KUALA LUMPUR (Reuters Life!) - The air is thick with smoke from the hot grills of food stalls that have sprung up in the capital city during the holy month of Ramadan, but traders complain that business is the thinnest it's been in years.
Malaysian Muslims are halfway through the month of dawn-to-dusk fasting but while crowds still throng to the stalls and bazaars to buy food and shop, a slowing economy and concerns over the H1N1 flu virus have dampened their appetite.
"We've been selling at this Ramadan bazaar for 14 years. Sales are down this year from last year. In fact, it's the worst year ever," said Zulmajdi Omar, a trader at a popular market bazaar in central Kuala Lumpur.
Zulmajdi, 29, helps his father to sell "serunding," a dry spicy meat floss made from shredded beef or chicken that is often eaten with rice or bread.
The meat floss, which requires long hours of cooking, keeps well without refrigeration and is a popular delicacy during the Eid-al Fitr celebrations which will mark the end of Ramadan.
Zulmajdi said the higher cost of ingredients has also eaten into profits.
In the next alley, two young Malay men await customers at their stall which offers a vast array of dates and cookies.

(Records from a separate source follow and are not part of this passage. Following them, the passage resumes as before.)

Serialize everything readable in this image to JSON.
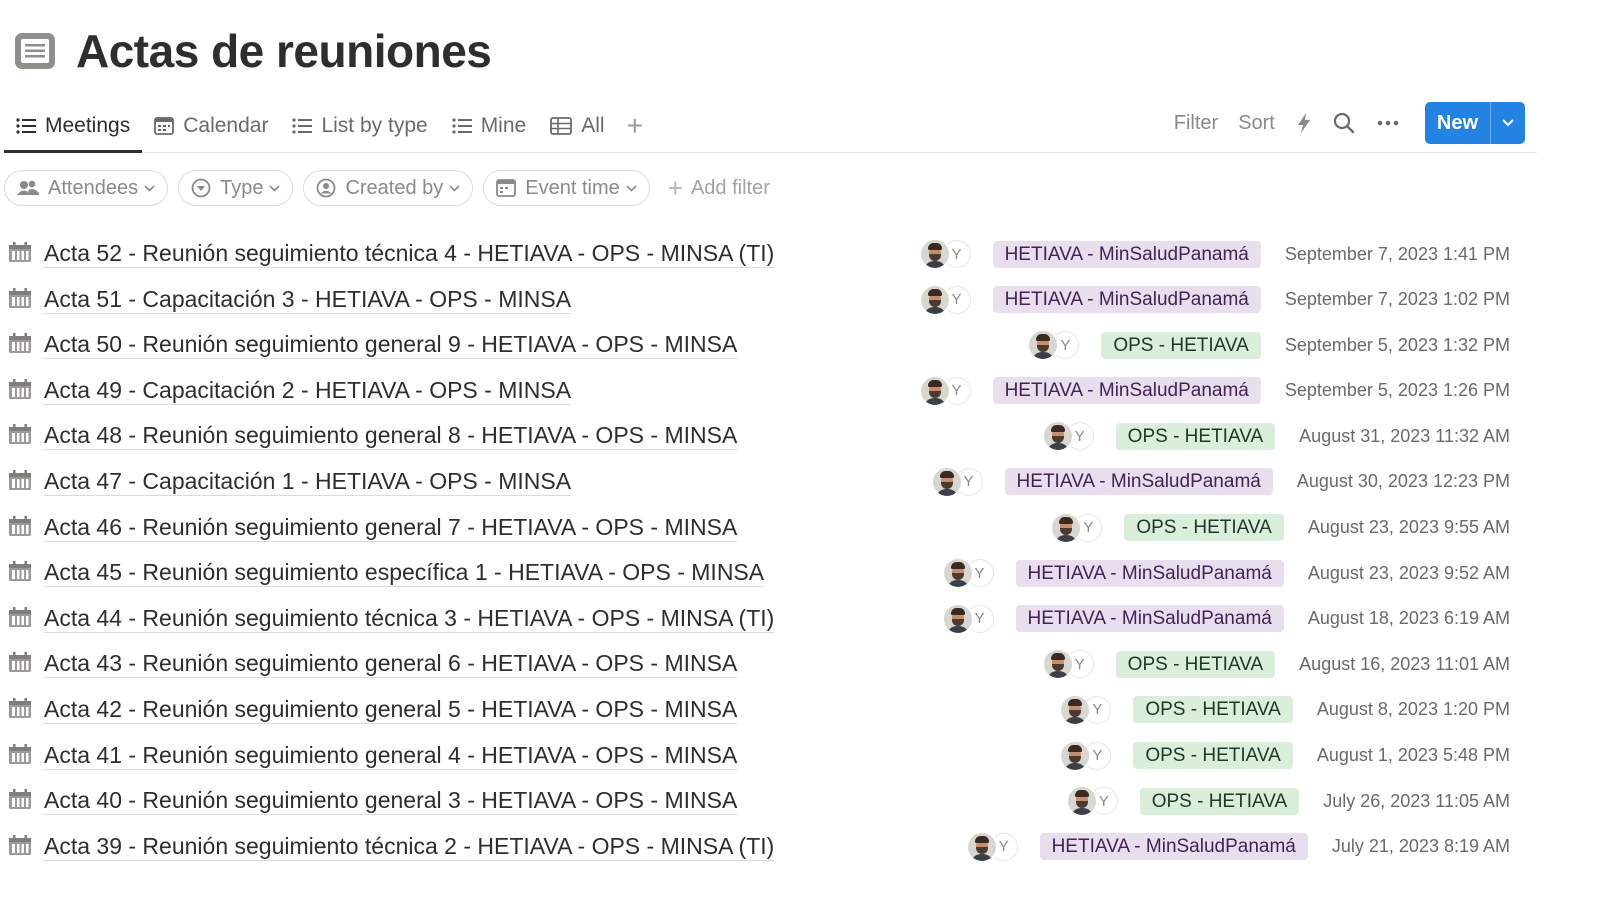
{
  "page": {
    "title": "Actas de reuniones",
    "icon": "document-icon"
  },
  "tabs": [
    {
      "label": "Meetings",
      "icon": "list-icon",
      "active": true
    },
    {
      "label": "Calendar",
      "icon": "calendar-icon",
      "active": false
    },
    {
      "label": "List by type",
      "icon": "list-icon",
      "active": false
    },
    {
      "label": "Mine",
      "icon": "list-icon",
      "active": false
    },
    {
      "label": "All",
      "icon": "table-icon",
      "active": false
    }
  ],
  "toolbar": {
    "filter_label": "Filter",
    "sort_label": "Sort",
    "new_label": "New"
  },
  "filters": [
    {
      "label": "Attendees",
      "icon": "people-icon"
    },
    {
      "label": "Type",
      "icon": "select-icon"
    },
    {
      "label": "Created by",
      "icon": "person-icon"
    },
    {
      "label": "Event time",
      "icon": "calendar-icon"
    }
  ],
  "add_filter_label": "Add filter",
  "rows": [
    {
      "title": "Acta 52 - Reunión seguimiento técnica 4 - HETIAVA - OPS - MINSA (TI)",
      "tag": "HETIAVA - MinSaludPanamá",
      "tag_color": "purple",
      "date": "September 7, 2023 1:41 PM",
      "avatar_initial": "Y"
    },
    {
      "title": "Acta 51 - Capacitación 3 - HETIAVA - OPS - MINSA",
      "tag": "HETIAVA - MinSaludPanamá",
      "tag_color": "purple",
      "date": "September 7, 2023 1:02 PM",
      "avatar_initial": "Y"
    },
    {
      "title": "Acta 50 - Reunión seguimiento general 9 - HETIAVA - OPS - MINSA",
      "tag": "OPS - HETIAVA",
      "tag_color": "green",
      "date": "September 5, 2023 1:32 PM",
      "avatar_initial": "Y"
    },
    {
      "title": "Acta 49 - Capacitación 2 - HETIAVA - OPS - MINSA",
      "tag": "HETIAVA - MinSaludPanamá",
      "tag_color": "purple",
      "date": "September 5, 2023 1:26 PM",
      "avatar_initial": "Y"
    },
    {
      "title": "Acta 48 - Reunión seguimiento general 8 - HETIAVA - OPS - MINSA",
      "tag": "OPS - HETIAVA",
      "tag_color": "green",
      "date": "August 31, 2023 11:32 AM",
      "avatar_initial": "Y"
    },
    {
      "title": "Acta 47 - Capacitación 1 - HETIAVA - OPS - MINSA",
      "tag": "HETIAVA - MinSaludPanamá",
      "tag_color": "purple",
      "date": "August 30, 2023 12:23 PM",
      "avatar_initial": "Y"
    },
    {
      "title": "Acta 46 - Reunión seguimiento general 7 - HETIAVA - OPS - MINSA",
      "tag": "OPS - HETIAVA",
      "tag_color": "green",
      "date": "August 23, 2023 9:55 AM",
      "avatar_initial": "Y"
    },
    {
      "title": "Acta 45 - Reunión seguimiento específica 1 - HETIAVA - OPS - MINSA",
      "tag": "HETIAVA - MinSaludPanamá",
      "tag_color": "purple",
      "date": "August 23, 2023 9:52 AM",
      "avatar_initial": "Y"
    },
    {
      "title": "Acta 44 - Reunión seguimiento técnica 3 - HETIAVA - OPS - MINSA (TI)",
      "tag": "HETIAVA - MinSaludPanamá",
      "tag_color": "purple",
      "date": "August 18, 2023 6:19 AM",
      "avatar_initial": "Y"
    },
    {
      "title": "Acta 43 - Reunión seguimiento general 6 - HETIAVA - OPS - MINSA",
      "tag": "OPS - HETIAVA",
      "tag_color": "green",
      "date": "August 16, 2023 11:01 AM",
      "avatar_initial": "Y"
    },
    {
      "title": "Acta 42 - Reunión seguimiento general 5 - HETIAVA - OPS - MINSA",
      "tag": "OPS - HETIAVA",
      "tag_color": "green",
      "date": "August 8, 2023 1:20 PM",
      "avatar_initial": "Y"
    },
    {
      "title": "Acta 41 - Reunión seguimiento general 4 - HETIAVA - OPS - MINSA",
      "tag": "OPS - HETIAVA",
      "tag_color": "green",
      "date": "August 1, 2023 5:48 PM",
      "avatar_initial": "Y"
    },
    {
      "title": "Acta 40 - Reunión seguimiento general 3 - HETIAVA - OPS - MINSA",
      "tag": "OPS - HETIAVA",
      "tag_color": "green",
      "date": "July 26, 2023 11:05 AM",
      "avatar_initial": "Y"
    },
    {
      "title": "Acta 39 - Reunión seguimiento técnica 2 - HETIAVA - OPS - MINSA (TI)",
      "tag": "HETIAVA - MinSaludPanamá",
      "tag_color": "purple",
      "date": "July 21, 2023 8:19 AM",
      "avatar_initial": "Y"
    }
  ],
  "colors": {
    "accent": "#2383e2",
    "tag_purple_bg": "#e8deee",
    "tag_green_bg": "#dbeddb"
  }
}
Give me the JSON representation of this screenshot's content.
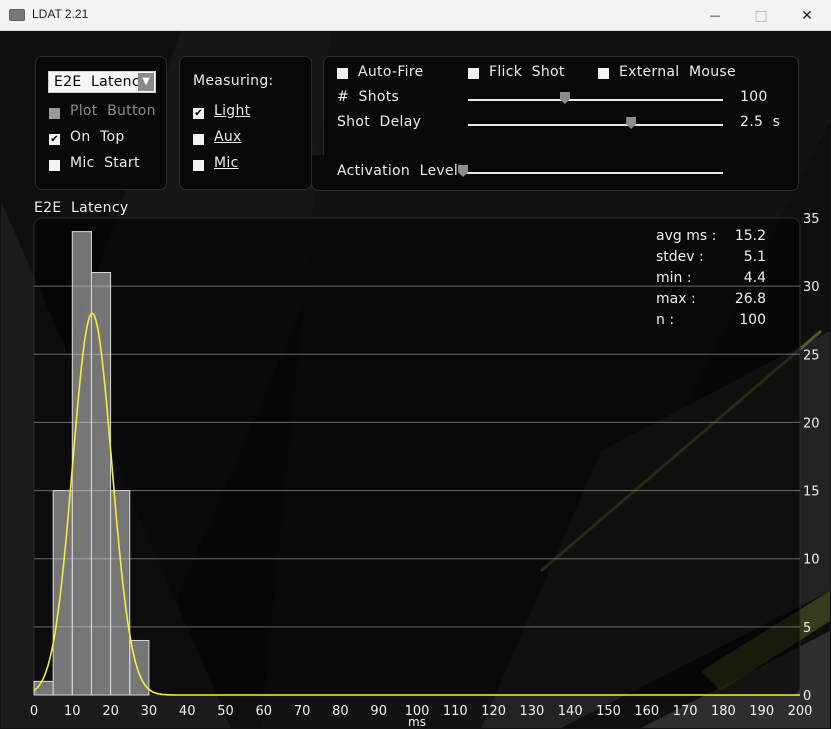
{
  "window": {
    "title": "LDAT 2.21",
    "minimize_glyph": "—",
    "maximize_glyph": "□",
    "close_glyph": "✕"
  },
  "controls": {
    "mode_select": {
      "value": "E2E  Latency",
      "arrow": "▼"
    },
    "plot_button": {
      "label": "Plot  Button",
      "checked": false,
      "enabled": false
    },
    "on_top": {
      "label": "On  Top",
      "checked": true
    },
    "mic_start": {
      "label": "Mic  Start",
      "checked": false
    }
  },
  "measuring": {
    "heading": "Measuring:",
    "light": {
      "label": "Light",
      "checked": true
    },
    "aux": {
      "label": "Aux",
      "checked": false
    },
    "mic": {
      "label": "Mic",
      "checked": false
    }
  },
  "fire": {
    "auto_fire": {
      "label": "Auto-Fire",
      "checked": false
    },
    "flick_shot": {
      "label": "Flick  Shot",
      "checked": false
    },
    "external_mouse": {
      "label": "External  Mouse",
      "checked": false
    },
    "shots": {
      "label": "#  Shots",
      "value": "100",
      "level": 0.38
    },
    "shot_delay": {
      "label": "Shot  Delay",
      "value": "2.5  s",
      "level": 0.64
    }
  },
  "activation": {
    "label": "Activation  Level",
    "level": 0.0
  },
  "chart_data": {
    "type": "bar",
    "title": "E2E  Latency",
    "xlabel": "ms",
    "ylabel": "",
    "xlim": [
      0,
      200
    ],
    "ylim": [
      0,
      35
    ],
    "x_ticks": [
      "0",
      "10",
      "20",
      "30",
      "40",
      "50",
      "60",
      "70",
      "80",
      "90",
      "100",
      "110",
      "120",
      "130",
      "140",
      "150",
      "160",
      "170",
      "180",
      "190",
      "200"
    ],
    "y_ticks": [
      "0",
      "5",
      "10",
      "15",
      "20",
      "25",
      "30",
      "35"
    ],
    "bins": [
      {
        "start": 0,
        "end": 5,
        "count": 1
      },
      {
        "start": 5,
        "end": 10,
        "count": 15
      },
      {
        "start": 10,
        "end": 15,
        "count": 34
      },
      {
        "start": 15,
        "end": 20,
        "count": 31
      },
      {
        "start": 20,
        "end": 25,
        "count": 15
      },
      {
        "start": 25,
        "end": 30,
        "count": 4
      }
    ],
    "fit_curve": {
      "type": "normal",
      "mean": 15.2,
      "stdev": 5.1,
      "peak": 28,
      "color": "#f0f03a"
    },
    "grid": true,
    "stats": [
      {
        "label": "avg  ms  :",
        "value": "15.2"
      },
      {
        "label": "stdev  :",
        "value": "5.1"
      },
      {
        "label": "min  :",
        "value": "4.4"
      },
      {
        "label": "max  :",
        "value": "26.8"
      },
      {
        "label": "n  :",
        "value": "100"
      }
    ]
  }
}
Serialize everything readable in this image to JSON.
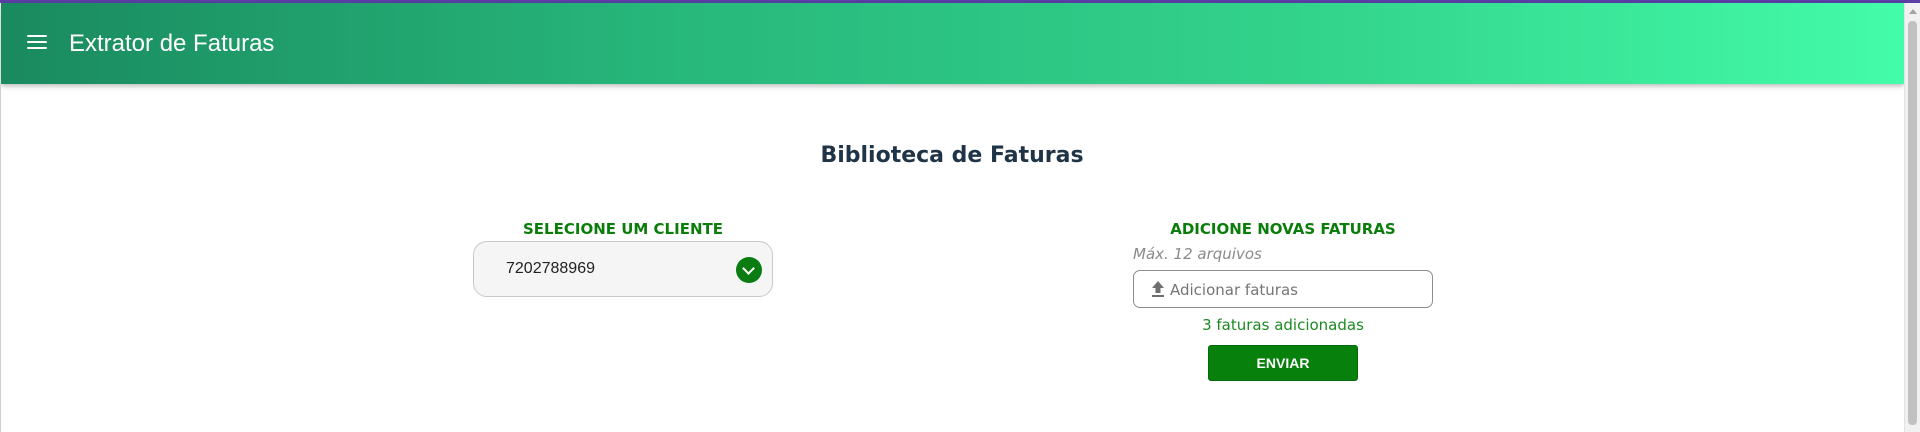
{
  "header": {
    "title": "Extrator de Faturas",
    "menu_icon": "hamburger-menu-icon"
  },
  "main": {
    "title": "Biblioteca de Faturas",
    "client_section": {
      "label": "SELECIONE UM CLIENTE",
      "selected_value": "7202788969",
      "dropdown_icon": "chevron-down-icon"
    },
    "upload_section": {
      "label": "ADICIONE NOVAS FATURAS",
      "hint": "Máx. 12 arquivos",
      "placeholder": "Adicionar faturas",
      "upload_icon": "upload-icon",
      "added_status": "3 faturas adicionadas",
      "send_label": "ENVIAR"
    }
  },
  "colors": {
    "header_gradient_start": "#1a8a5f",
    "header_gradient_end": "#43fca9",
    "accent_green": "#0b7d0b",
    "button_green": "#07800c",
    "title_dark": "#1f3447"
  }
}
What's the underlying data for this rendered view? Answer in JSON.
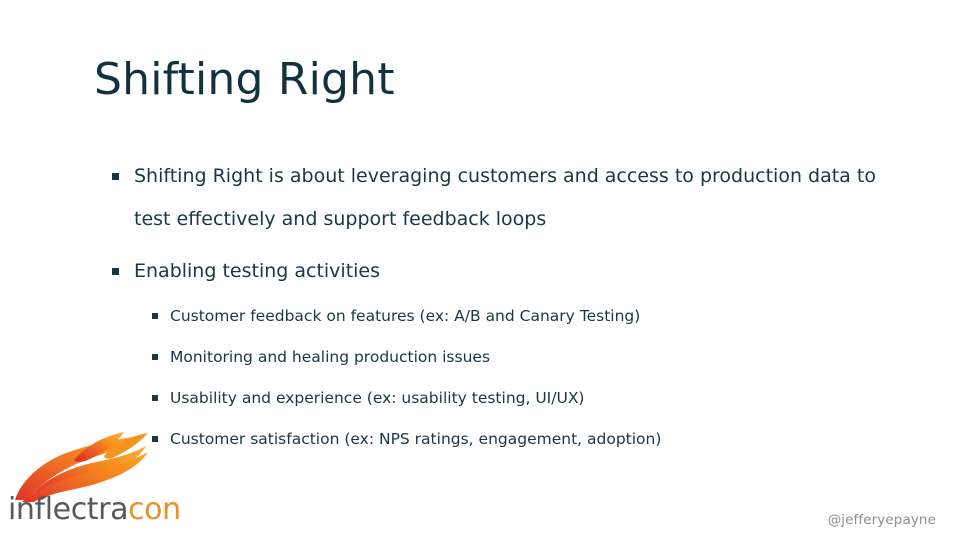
{
  "slide": {
    "background_color": "#ffffff",
    "title": "Shifting Right",
    "title_color": "#12323e",
    "body_text_color": "#1b3743"
  },
  "body": {
    "bullets": [
      {
        "level": 1,
        "text": "Shifting Right is about leveraging customers and access to production data to test effectively and support feedback loops"
      },
      {
        "level": 1,
        "text": "Enabling testing activities"
      },
      {
        "level": 2,
        "text": "Customer feedback on features (ex: A/B and Canary Testing)"
      },
      {
        "level": 2,
        "text": "Monitoring and healing production issues"
      },
      {
        "level": 2,
        "text": "Usability and experience (ex: usability testing, UI/UX)"
      },
      {
        "level": 2,
        "text": "Customer satisfaction (ex: NPS ratings, engagement, adoption)"
      }
    ]
  },
  "logo": {
    "icon_name": "flame-icon",
    "wordmark_primary": "inflectra",
    "wordmark_accent": "con",
    "primary_color": "#58595b",
    "accent_color": "#e8932a",
    "flame_color_start": "#e0322b",
    "flame_color_end": "#f9a825"
  },
  "footer": {
    "handle": "@jefferyepayne",
    "handle_color": "#8d8d8d"
  }
}
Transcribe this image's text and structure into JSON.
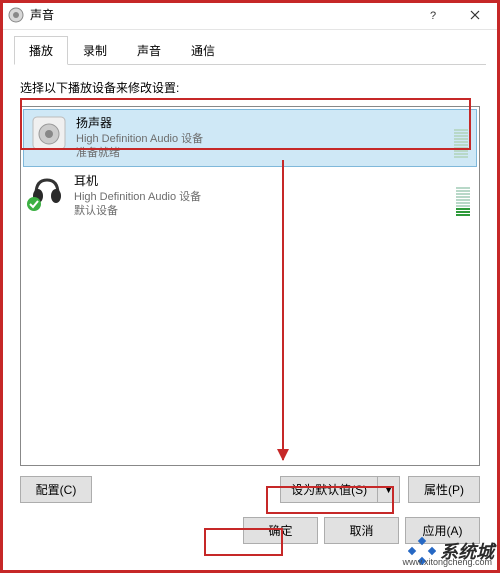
{
  "window": {
    "title": "声音"
  },
  "tabs": [
    {
      "label": "播放",
      "active": true
    },
    {
      "label": "录制",
      "active": false
    },
    {
      "label": "声音",
      "active": false
    },
    {
      "label": "通信",
      "active": false
    }
  ],
  "instruction": "选择以下播放设备来修改设置:",
  "devices": [
    {
      "name": "扬声器",
      "description": "High Definition Audio 设备",
      "status": "准备就绪",
      "icon": "speaker-icon",
      "selected": true,
      "default": false,
      "level_active": false
    },
    {
      "name": "耳机",
      "description": "High Definition Audio 设备",
      "status": "默认设备",
      "icon": "headphones-icon",
      "selected": false,
      "default": true,
      "level_active": true
    }
  ],
  "buttons": {
    "configure": "配置(C)",
    "set_default": "设为默认值(S)",
    "properties": "属性(P)",
    "ok": "确定",
    "cancel": "取消",
    "apply": "应用(A)"
  },
  "watermark": {
    "brand": "系统城",
    "url": "www.xitongcheng.com"
  },
  "highlight_color": "#c62828"
}
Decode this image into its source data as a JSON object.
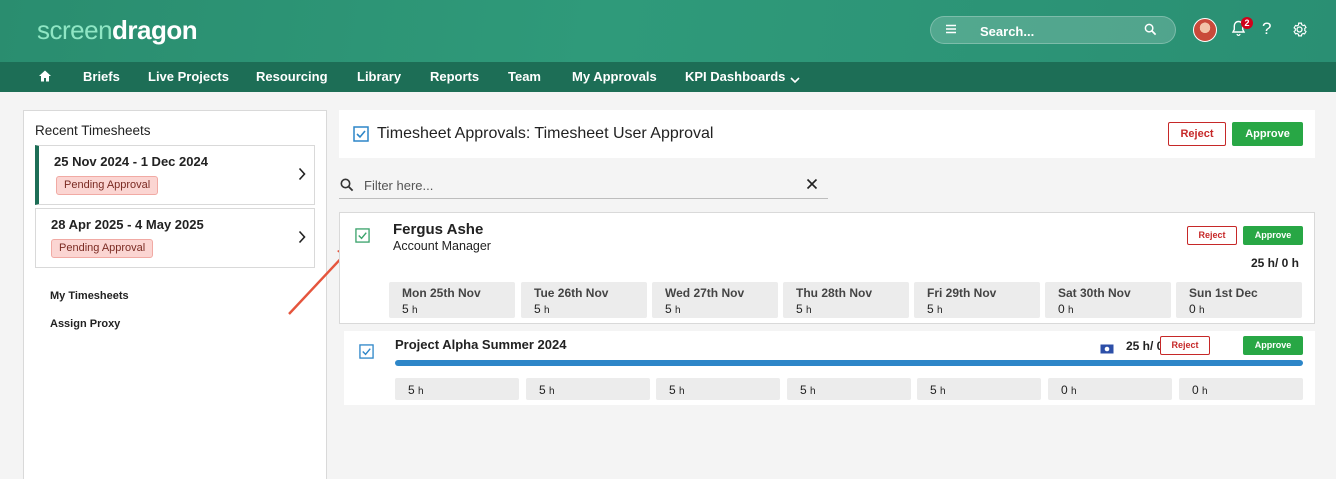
{
  "brand": {
    "part1": "screen",
    "part2": "dragon"
  },
  "header": {
    "search_placeholder": "Search...",
    "notification_count": "2",
    "help_label": "?"
  },
  "nav": {
    "items": [
      "Briefs",
      "Live Projects",
      "Resourcing",
      "Library",
      "Reports",
      "Team",
      "My Approvals",
      "KPI Dashboards"
    ]
  },
  "left_panel": {
    "title": "Recent Timesheets",
    "timesheets": [
      {
        "range": "25 Nov 2024 - 1 Dec 2024",
        "status": "Pending Approval"
      },
      {
        "range": "28 Apr 2025 - 4 May 2025",
        "status": "Pending Approval"
      }
    ],
    "links": [
      "My Timesheets",
      "Assign Proxy"
    ]
  },
  "main": {
    "title": "Timesheet Approvals: Timesheet User Approval",
    "reject_label": "Reject",
    "approve_label": "Approve",
    "filter_placeholder": "Filter here..."
  },
  "person": {
    "name": "Fergus Ashe",
    "role": "Account Manager",
    "total": "25 h/ 0 h",
    "reject_label": "Reject",
    "approve_label": "Approve",
    "days": [
      {
        "label": "Mon 25th Nov",
        "hours": "5",
        "unit": "h"
      },
      {
        "label": "Tue 26th Nov",
        "hours": "5",
        "unit": "h"
      },
      {
        "label": "Wed 27th Nov",
        "hours": "5",
        "unit": "h"
      },
      {
        "label": "Thu 28th Nov",
        "hours": "5",
        "unit": "h"
      },
      {
        "label": "Fri 29th Nov",
        "hours": "5",
        "unit": "h"
      },
      {
        "label": "Sat 30th Nov",
        "hours": "0",
        "unit": "h"
      },
      {
        "label": "Sun 1st Dec",
        "hours": "0",
        "unit": "h"
      }
    ]
  },
  "project": {
    "name": "Project Alpha Summer 2024",
    "total": "25 h/ 0 h",
    "reject_label": "Reject",
    "approve_label": "Approve",
    "progress": 1.0,
    "days": [
      {
        "hours": "5",
        "unit": "h"
      },
      {
        "hours": "5",
        "unit": "h"
      },
      {
        "hours": "5",
        "unit": "h"
      },
      {
        "hours": "5",
        "unit": "h"
      },
      {
        "hours": "5",
        "unit": "h"
      },
      {
        "hours": "0",
        "unit": "h"
      },
      {
        "hours": "0",
        "unit": "h"
      }
    ]
  },
  "colors": {
    "header_green": "#2f9a7a",
    "nav_green": "#1d6e56",
    "approve_green": "#28a745",
    "reject_red": "#c62828",
    "progress_blue": "#2d86c8",
    "annotation_arrow": "#e5553d"
  },
  "icons": [
    "home-icon",
    "menu-icon",
    "search-icon",
    "bell-icon",
    "help-icon",
    "gear-icon",
    "chevron-right-icon",
    "chevron-down-icon",
    "checkbox-icon",
    "close-icon",
    "money-icon"
  ]
}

"We were still doing alright last year but this year, our sales are down about 40 percent. I think people are scared to go out because of H1N1 and they are also spending less because of the economy," said 23-year old Mohamad Tarmizi Ahmad. Continued...